- TASK OBJECTIVE
Locate every line in the records below that holds the word "this" and return each one.

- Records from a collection
# # #

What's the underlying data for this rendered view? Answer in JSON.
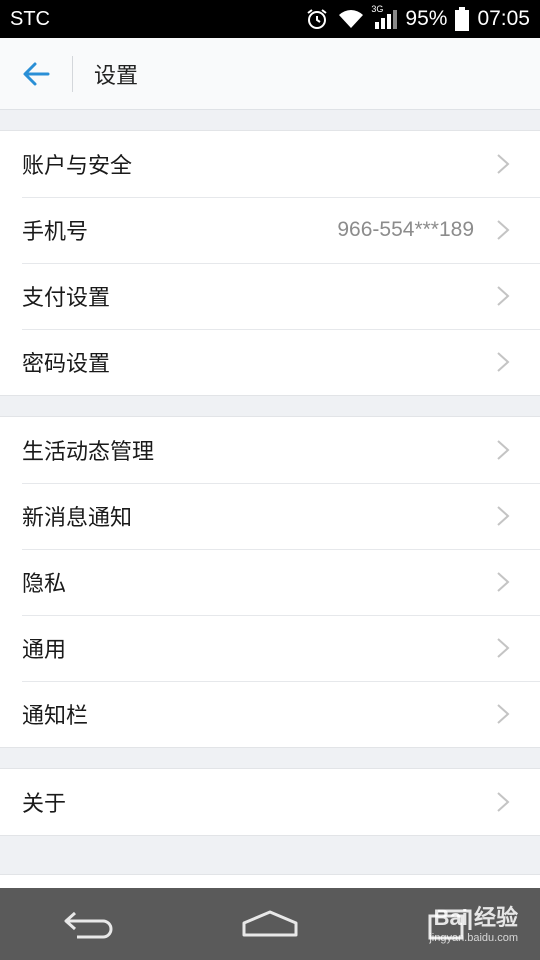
{
  "status_bar": {
    "carrier": "STC",
    "network_type": "3G",
    "battery_percent": "95%",
    "time": "07:05",
    "icons": [
      "alarm-icon",
      "wifi-icon",
      "signal-icon",
      "battery-icon"
    ]
  },
  "header": {
    "title": "设置",
    "back_icon": "back-arrow-icon",
    "accent_color": "#2a8fd6"
  },
  "groups": [
    {
      "items": [
        {
          "label": "账户与安全",
          "value": ""
        },
        {
          "label": "手机号",
          "value": "966-554***189"
        },
        {
          "label": "支付设置",
          "value": ""
        },
        {
          "label": "密码设置",
          "value": ""
        }
      ]
    },
    {
      "items": [
        {
          "label": "生活动态管理",
          "value": ""
        },
        {
          "label": "新消息通知",
          "value": ""
        },
        {
          "label": "隐私",
          "value": ""
        },
        {
          "label": "通用",
          "value": ""
        },
        {
          "label": "通知栏",
          "value": ""
        }
      ]
    },
    {
      "items": [
        {
          "label": "关于",
          "value": ""
        }
      ]
    }
  ],
  "nav_bar": {
    "icons": [
      "back-nav-icon",
      "home-nav-icon",
      "recents-nav-icon"
    ]
  },
  "watermark": {
    "brand": "Bai 经验",
    "url": "jingyan.baidu.com"
  }
}
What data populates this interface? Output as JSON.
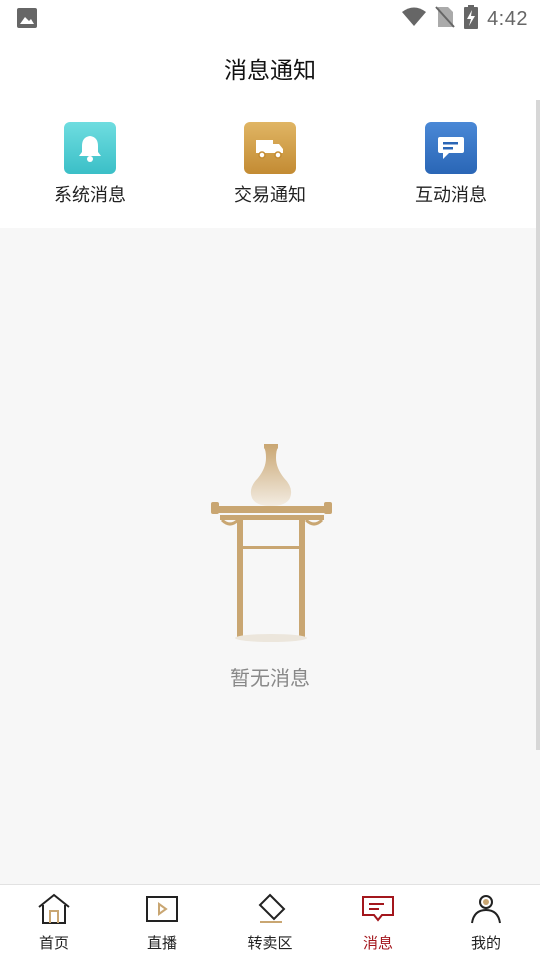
{
  "status_bar": {
    "time": "4:42"
  },
  "header": {
    "title": "消息通知"
  },
  "categories": [
    {
      "label": "系统消息",
      "icon": "bell-icon"
    },
    {
      "label": "交易通知",
      "icon": "truck-icon"
    },
    {
      "label": "互动消息",
      "icon": "chat-icon"
    }
  ],
  "empty_state": {
    "text": "暂无消息",
    "icon": "vase-on-stand-illustration"
  },
  "tabbar": {
    "items": [
      {
        "label": "首页",
        "icon": "home-icon"
      },
      {
        "label": "直播",
        "icon": "play-icon"
      },
      {
        "label": "转卖区",
        "icon": "tag-icon"
      },
      {
        "label": "消息",
        "icon": "message-icon",
        "active": true
      },
      {
        "label": "我的",
        "icon": "user-icon"
      }
    ],
    "active_color": "#a3161c"
  },
  "colors": {
    "system_tile": "#3bbfc7",
    "trade_tile": "#c38b33",
    "interact_tile": "#2a66b6"
  }
}
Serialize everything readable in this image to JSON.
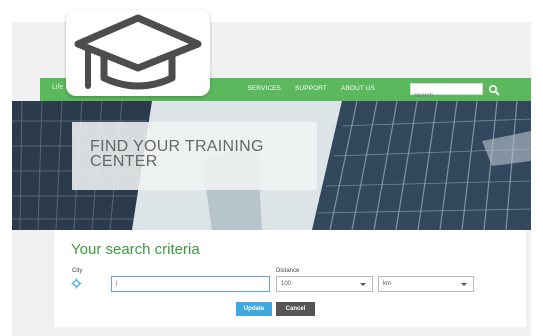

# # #

- ANSWER TO THE EXERCISE
What's the underlying data for this rendered view? Answer in JSON.
What data populates this interface? Output as JSON.
Serialize everything readable in this image to JSON.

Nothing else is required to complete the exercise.